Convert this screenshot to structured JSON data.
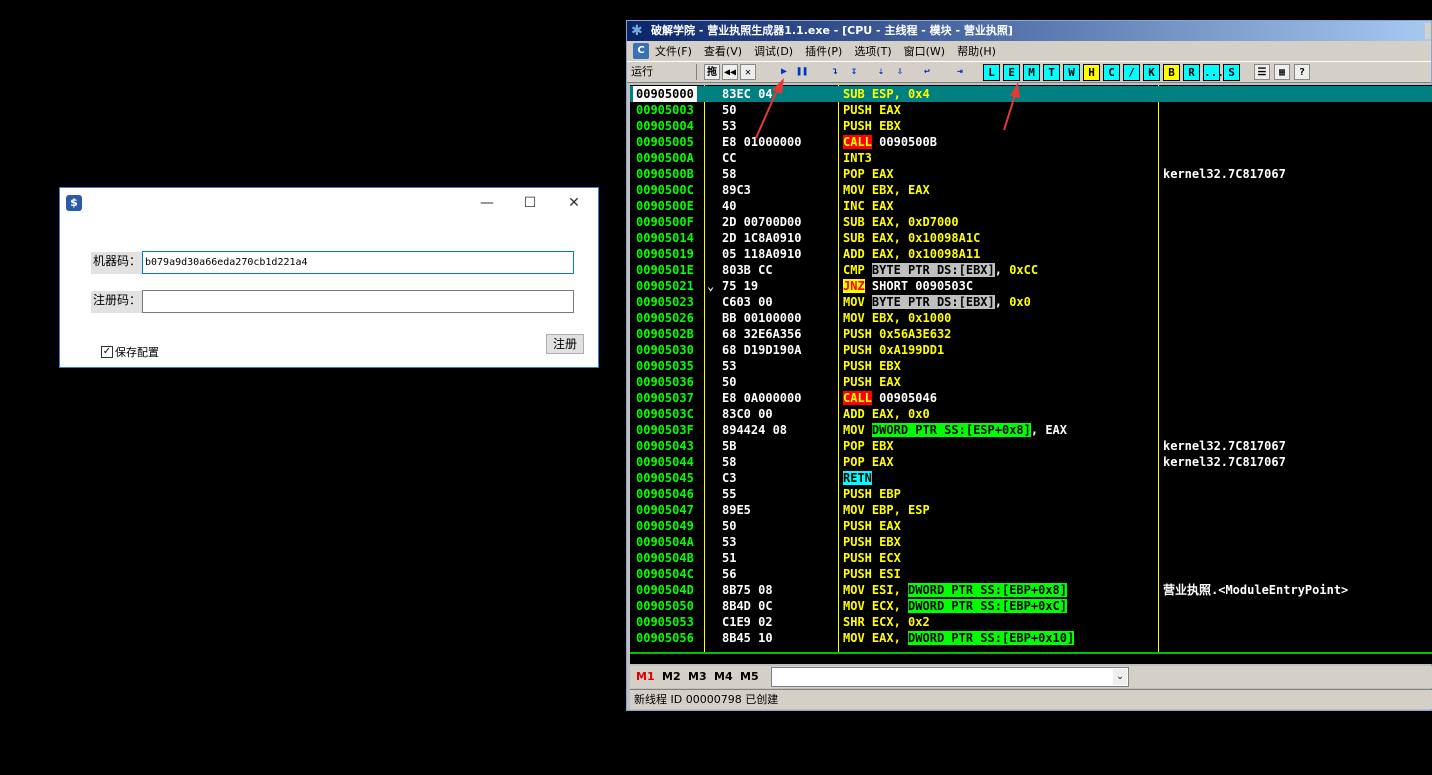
{
  "dialog": {
    "app_icon": "$",
    "min_icon": "—",
    "max_icon": "☐",
    "close_icon": "✕",
    "machine_label": "机器码：",
    "machine_value": "b079a9d30a66eda270cb1d221a4",
    "reg_label": "注册码：",
    "reg_value": "",
    "save_checkbox": "保存配置",
    "register_button": "注册"
  },
  "debugger": {
    "title": "破解学院 - 营业执照生成器1.1.exe - [CPU - 主线程 - 模块 - 营业执照]",
    "menu": [
      "文件(F)",
      "查看(V)",
      "调试(D)",
      "插件(P)",
      "选项(T)",
      "窗口(W)",
      "帮助(H)"
    ],
    "menu_logo": "C",
    "toolbar_status": "运行",
    "toolbar_buttons": [
      "拖",
      "◀◀",
      "✕",
      "▶",
      "❚❚",
      "↴",
      "↧",
      "⇣",
      "⇩",
      "↩",
      "⇥"
    ],
    "window_buttons": [
      "L",
      "E",
      "M",
      "T",
      "W",
      "H",
      "C",
      "/",
      "K",
      "B",
      "R",
      "...",
      "S"
    ],
    "layout_buttons": [
      "☰",
      "▦",
      "?"
    ],
    "rows": [
      {
        "addr": "00905000",
        "hex": "83EC 04",
        "mn": "SUB",
        "ops": [
          {
            "t": "ESP, ",
            "c": "opg"
          },
          {
            "t": "0x4",
            "c": "opg"
          }
        ],
        "cmt": "",
        "sel": true
      },
      {
        "addr": "00905003",
        "hex": "50",
        "mn": "PUSH",
        "ops": [
          {
            "t": "EAX",
            "c": "opg"
          }
        ],
        "cmt": ""
      },
      {
        "addr": "00905004",
        "hex": "53",
        "mn": "PUSH",
        "ops": [
          {
            "t": "EBX",
            "c": "opg"
          }
        ],
        "cmt": ""
      },
      {
        "addr": "00905005",
        "hex": "E8 01000000",
        "mn": "CALL",
        "mnc": "call",
        "ops": [
          {
            "t": "0090500B",
            "c": "opw"
          }
        ],
        "cmt": ""
      },
      {
        "addr": "0090500A",
        "hex": "CC",
        "mn": "INT3",
        "ops": [],
        "cmt": ""
      },
      {
        "addr": "0090500B",
        "hex": "58",
        "mn": "POP",
        "ops": [
          {
            "t": "EAX",
            "c": "opg"
          }
        ],
        "cmt": "kernel32.7C817067"
      },
      {
        "addr": "0090500C",
        "hex": "89C3",
        "mn": "MOV",
        "ops": [
          {
            "t": "EBX, EAX",
            "c": "opg"
          }
        ],
        "cmt": ""
      },
      {
        "addr": "0090500E",
        "hex": "40",
        "mn": "INC",
        "ops": [
          {
            "t": "EAX",
            "c": "opg"
          }
        ],
        "cmt": ""
      },
      {
        "addr": "0090500F",
        "hex": "2D 00700D00",
        "mn": "SUB",
        "ops": [
          {
            "t": "EAX, 0xD7000",
            "c": "opg"
          }
        ],
        "cmt": ""
      },
      {
        "addr": "00905014",
        "hex": "2D 1C8A0910",
        "mn": "SUB",
        "ops": [
          {
            "t": "EAX, 0x10098A1C",
            "c": "opg"
          }
        ],
        "cmt": ""
      },
      {
        "addr": "00905019",
        "hex": "05 118A0910",
        "mn": "ADD",
        "ops": [
          {
            "t": "EAX, 0x10098A11",
            "c": "opg"
          }
        ],
        "cmt": ""
      },
      {
        "addr": "0090501E",
        "hex": "803B CC",
        "mn": "CMP",
        "ops": [
          {
            "t": "BYTE PTR DS:[EBX]",
            "c": "mem-gray"
          },
          {
            "t": ", ",
            "c": "opw"
          },
          {
            "t": "0xCC",
            "c": "opg"
          }
        ],
        "cmt": ""
      },
      {
        "addr": "00905021",
        "jmp": "⌄",
        "hex": "75 19",
        "mn": "JNZ",
        "mnc": "jnz",
        "ops": [
          {
            "t": "SHORT 0090503C",
            "c": "opw"
          }
        ],
        "cmt": ""
      },
      {
        "addr": "00905023",
        "hex": "C603 00",
        "mn": "MOV",
        "ops": [
          {
            "t": "BYTE PTR DS:[EBX]",
            "c": "mem-gray"
          },
          {
            "t": ", ",
            "c": "opw"
          },
          {
            "t": "0x0",
            "c": "opg"
          }
        ],
        "cmt": ""
      },
      {
        "addr": "00905026",
        "hex": "BB 00100000",
        "mn": "MOV",
        "ops": [
          {
            "t": "EBX, 0x1000",
            "c": "opg"
          }
        ],
        "cmt": ""
      },
      {
        "addr": "0090502B",
        "hex": "68 32E6A356",
        "mn": "PUSH",
        "ops": [
          {
            "t": "0x56A3E632",
            "c": "opg"
          }
        ],
        "cmt": ""
      },
      {
        "addr": "00905030",
        "hex": "68 D19D190A",
        "mn": "PUSH",
        "ops": [
          {
            "t": "0xA199DD1",
            "c": "opg"
          }
        ],
        "cmt": ""
      },
      {
        "addr": "00905035",
        "hex": "53",
        "mn": "PUSH",
        "ops": [
          {
            "t": "EBX",
            "c": "opg"
          }
        ],
        "cmt": ""
      },
      {
        "addr": "00905036",
        "hex": "50",
        "mn": "PUSH",
        "ops": [
          {
            "t": "EAX",
            "c": "opg"
          }
        ],
        "cmt": ""
      },
      {
        "addr": "00905037",
        "hex": "E8 0A000000",
        "mn": "CALL",
        "mnc": "call",
        "ops": [
          {
            "t": "00905046",
            "c": "opw"
          }
        ],
        "cmt": ""
      },
      {
        "addr": "0090503C",
        "hex": "83C0 00",
        "mn": "ADD",
        "ops": [
          {
            "t": "EAX, 0x0",
            "c": "opg"
          }
        ],
        "cmt": ""
      },
      {
        "addr": "0090503F",
        "hex": "894424 08",
        "mn": "MOV",
        "ops": [
          {
            "t": "DWORD PTR SS:[ESP+0x8]",
            "c": "mem-green"
          },
          {
            "t": ", EAX",
            "c": "opw"
          }
        ],
        "cmt": ""
      },
      {
        "addr": "00905043",
        "hex": "5B",
        "mn": "POP",
        "ops": [
          {
            "t": "EBX",
            "c": "opg"
          }
        ],
        "cmt": "kernel32.7C817067"
      },
      {
        "addr": "00905044",
        "hex": "58",
        "mn": "POP",
        "ops": [
          {
            "t": "EAX",
            "c": "opg"
          }
        ],
        "cmt": "kernel32.7C817067"
      },
      {
        "addr": "00905045",
        "hex": "C3",
        "mn": "RETN",
        "mnc": "retn",
        "ops": [],
        "cmt": ""
      },
      {
        "addr": "00905046",
        "hex": "55",
        "mn": "PUSH",
        "ops": [
          {
            "t": "EBP",
            "c": "opg"
          }
        ],
        "cmt": ""
      },
      {
        "addr": "00905047",
        "hex": "89E5",
        "mn": "MOV",
        "ops": [
          {
            "t": "EBP, ESP",
            "c": "opg"
          }
        ],
        "cmt": ""
      },
      {
        "addr": "00905049",
        "hex": "50",
        "mn": "PUSH",
        "ops": [
          {
            "t": "EAX",
            "c": "opg"
          }
        ],
        "cmt": ""
      },
      {
        "addr": "0090504A",
        "hex": "53",
        "mn": "PUSH",
        "ops": [
          {
            "t": "EBX",
            "c": "opg"
          }
        ],
        "cmt": ""
      },
      {
        "addr": "0090504B",
        "hex": "51",
        "mn": "PUSH",
        "ops": [
          {
            "t": "ECX",
            "c": "opg"
          }
        ],
        "cmt": ""
      },
      {
        "addr": "0090504C",
        "hex": "56",
        "mn": "PUSH",
        "ops": [
          {
            "t": "ESI",
            "c": "opg"
          }
        ],
        "cmt": ""
      },
      {
        "addr": "0090504D",
        "hex": "8B75 08",
        "mn": "MOV",
        "ops": [
          {
            "t": "ESI, ",
            "c": "opg"
          },
          {
            "t": "DWORD PTR SS:[EBP+0x8]",
            "c": "mem-green"
          }
        ],
        "cmt": "营业执照.<ModuleEntryPoint>"
      },
      {
        "addr": "00905050",
        "hex": "8B4D 0C",
        "mn": "MOV",
        "ops": [
          {
            "t": "ECX, ",
            "c": "opg"
          },
          {
            "t": "DWORD PTR SS:[EBP+0xC]",
            "c": "mem-green"
          }
        ],
        "cmt": ""
      },
      {
        "addr": "00905053",
        "hex": "C1E9 02",
        "mn": "SHR",
        "ops": [
          {
            "t": "ECX, 0x2",
            "c": "opg"
          }
        ],
        "cmt": ""
      },
      {
        "addr": "00905056",
        "hex": "8B45 10",
        "mn": "MOV",
        "ops": [
          {
            "t": "EAX, ",
            "c": "opg"
          },
          {
            "t": "DWORD PTR SS:[EBP+0x10]",
            "c": "mem-green"
          }
        ],
        "cmt": ""
      }
    ],
    "command_buttons": [
      "M1",
      "M2",
      "M3",
      "M4",
      "M5"
    ],
    "command_dropdown_icon": "⌄",
    "status": "新线程 ID 00000798 已创建"
  },
  "colors": {
    "address": "#00ff00",
    "mnemonic": "#ffff00",
    "selected_row": "#008080",
    "annotation_arrow": "#e53935"
  }
}
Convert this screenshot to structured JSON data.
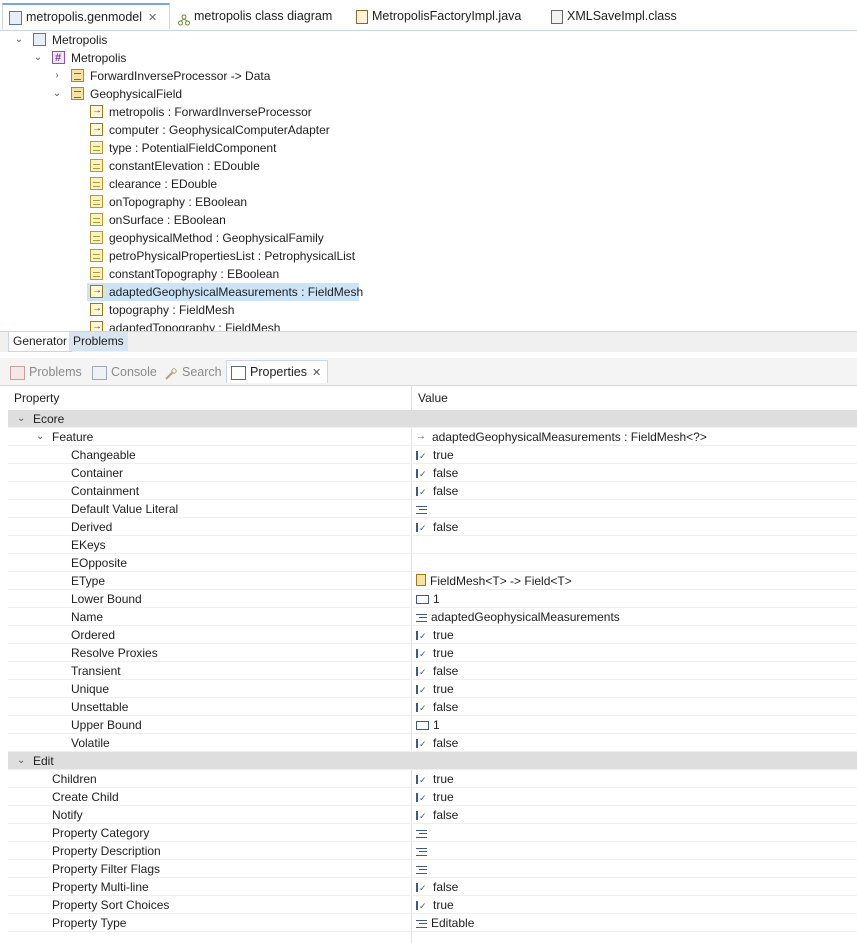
{
  "editor_tabs": [
    {
      "label": "metropolis.genmodel",
      "active": true,
      "icon": "genmodel-icon",
      "closable": true
    },
    {
      "label": "metropolis class diagram",
      "active": false,
      "icon": "class-diagram-icon"
    },
    {
      "label": "MetropolisFactoryImpl.java",
      "active": false,
      "icon": "java-file-icon"
    },
    {
      "label": "XMLSaveImpl.class",
      "active": false,
      "icon": "class-file-icon"
    }
  ],
  "tree": [
    {
      "label": "Metropolis",
      "level": 0,
      "expanded": true,
      "icon": "model"
    },
    {
      "label": "Metropolis",
      "level": 1,
      "expanded": true,
      "icon": "pkg"
    },
    {
      "label": "ForwardInverseProcessor -> Data",
      "level": 2,
      "expanded": false,
      "icon": "cls"
    },
    {
      "label": "GeophysicalField",
      "level": 2,
      "expanded": true,
      "icon": "cls"
    },
    {
      "label": "metropolis : ForwardInverseProcessor",
      "level": 3,
      "icon": "ref"
    },
    {
      "label": "computer : GeophysicalComputerAdapter",
      "level": 3,
      "icon": "ref"
    },
    {
      "label": "type : PotentialFieldComponent",
      "level": 3,
      "icon": "attr"
    },
    {
      "label": "constantElevation : EDouble",
      "level": 3,
      "icon": "attr"
    },
    {
      "label": "clearance : EDouble",
      "level": 3,
      "icon": "attr"
    },
    {
      "label": "onTopography : EBoolean",
      "level": 3,
      "icon": "attr"
    },
    {
      "label": "onSurface : EBoolean",
      "level": 3,
      "icon": "attr"
    },
    {
      "label": "geophysicalMethod : GeophysicalFamily",
      "level": 3,
      "icon": "attr"
    },
    {
      "label": "petroPhysicalPropertiesList : PetrophysicalList",
      "level": 3,
      "icon": "attr"
    },
    {
      "label": "constantTopography : EBoolean",
      "level": 3,
      "icon": "attr"
    },
    {
      "label": "adaptedGeophysicalMeasurements : FieldMesh",
      "level": 3,
      "icon": "ref",
      "selected": true
    },
    {
      "label": "topography : FieldMesh",
      "level": 3,
      "icon": "ref"
    },
    {
      "label": "adaptedTopography : FieldMesh",
      "level": 3,
      "icon": "ref"
    }
  ],
  "editor_bottom_tabs": [
    {
      "label": "Generator",
      "active": true
    },
    {
      "label": "Problems",
      "active": false
    }
  ],
  "view_tabs": [
    {
      "label": "Problems",
      "active": false,
      "icon": "problems-icon"
    },
    {
      "label": "Console",
      "active": false,
      "icon": "console-icon"
    },
    {
      "label": "Search",
      "active": false,
      "icon": "search-icon"
    },
    {
      "label": "Properties",
      "active": true,
      "icon": "properties-icon",
      "closable": true
    }
  ],
  "properties": {
    "col_property": "Property",
    "col_value": "Value",
    "rows": [
      {
        "type": "cat",
        "name": "Ecore",
        "indent": 0
      },
      {
        "type": "sub",
        "name": "Feature",
        "indent": 1,
        "value": "adaptedGeophysicalMeasurements : FieldMesh<?>",
        "icon": "ref"
      },
      {
        "type": "prop",
        "name": "Changeable",
        "value": "true",
        "icon": "bool"
      },
      {
        "type": "prop",
        "name": "Container",
        "value": "false",
        "icon": "bool"
      },
      {
        "type": "prop",
        "name": "Containment",
        "value": "false",
        "icon": "bool"
      },
      {
        "type": "prop",
        "name": "Default Value Literal",
        "value": "",
        "icon": "str"
      },
      {
        "type": "prop",
        "name": "Derived",
        "value": "false",
        "icon": "bool"
      },
      {
        "type": "prop",
        "name": "EKeys",
        "value": "",
        "icon": ""
      },
      {
        "type": "prop",
        "name": "EOpposite",
        "value": "",
        "icon": ""
      },
      {
        "type": "prop",
        "name": "EType",
        "value": "FieldMesh<T> -> Field<T>",
        "icon": "cls"
      },
      {
        "type": "prop",
        "name": "Lower Bound",
        "value": "1",
        "icon": "num"
      },
      {
        "type": "prop",
        "name": "Name",
        "value": "adaptedGeophysicalMeasurements",
        "icon": "str"
      },
      {
        "type": "prop",
        "name": "Ordered",
        "value": "true",
        "icon": "bool"
      },
      {
        "type": "prop",
        "name": "Resolve Proxies",
        "value": "true",
        "icon": "bool"
      },
      {
        "type": "prop",
        "name": "Transient",
        "value": "false",
        "icon": "bool"
      },
      {
        "type": "prop",
        "name": "Unique",
        "value": "true",
        "icon": "bool"
      },
      {
        "type": "prop",
        "name": "Unsettable",
        "value": "false",
        "icon": "bool"
      },
      {
        "type": "prop",
        "name": "Upper Bound",
        "value": "1",
        "icon": "num"
      },
      {
        "type": "prop",
        "name": "Volatile",
        "value": "false",
        "icon": "bool"
      },
      {
        "type": "cat2",
        "name": "Edit",
        "indent": 0
      },
      {
        "type": "prop1",
        "name": "Children",
        "value": "true",
        "icon": "bool"
      },
      {
        "type": "prop1",
        "name": "Create Child",
        "value": "true",
        "icon": "bool"
      },
      {
        "type": "prop1",
        "name": "Notify",
        "value": "false",
        "icon": "bool"
      },
      {
        "type": "prop1",
        "name": "Property Category",
        "value": "",
        "icon": "str"
      },
      {
        "type": "prop1",
        "name": "Property Description",
        "value": "",
        "icon": "str"
      },
      {
        "type": "prop1",
        "name": "Property Filter Flags",
        "value": "",
        "icon": "str"
      },
      {
        "type": "prop1",
        "name": "Property Multi-line",
        "value": "false",
        "icon": "bool"
      },
      {
        "type": "prop1",
        "name": "Property Sort Choices",
        "value": "true",
        "icon": "bool"
      },
      {
        "type": "prop1",
        "name": "Property Type",
        "value": "Editable",
        "icon": "str"
      }
    ]
  }
}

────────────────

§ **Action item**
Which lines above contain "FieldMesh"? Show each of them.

§ **Answer box**
      "label": "adaptedGeophysicalMeasurements : FieldMesh",
      "label": "topography : FieldMesh",
      "label": "adaptedTopography : FieldMesh",
        "value": "adaptedGeophysicalMeasurements : FieldMesh<?>",
        "value": "FieldMesh<T> -> Field<T>",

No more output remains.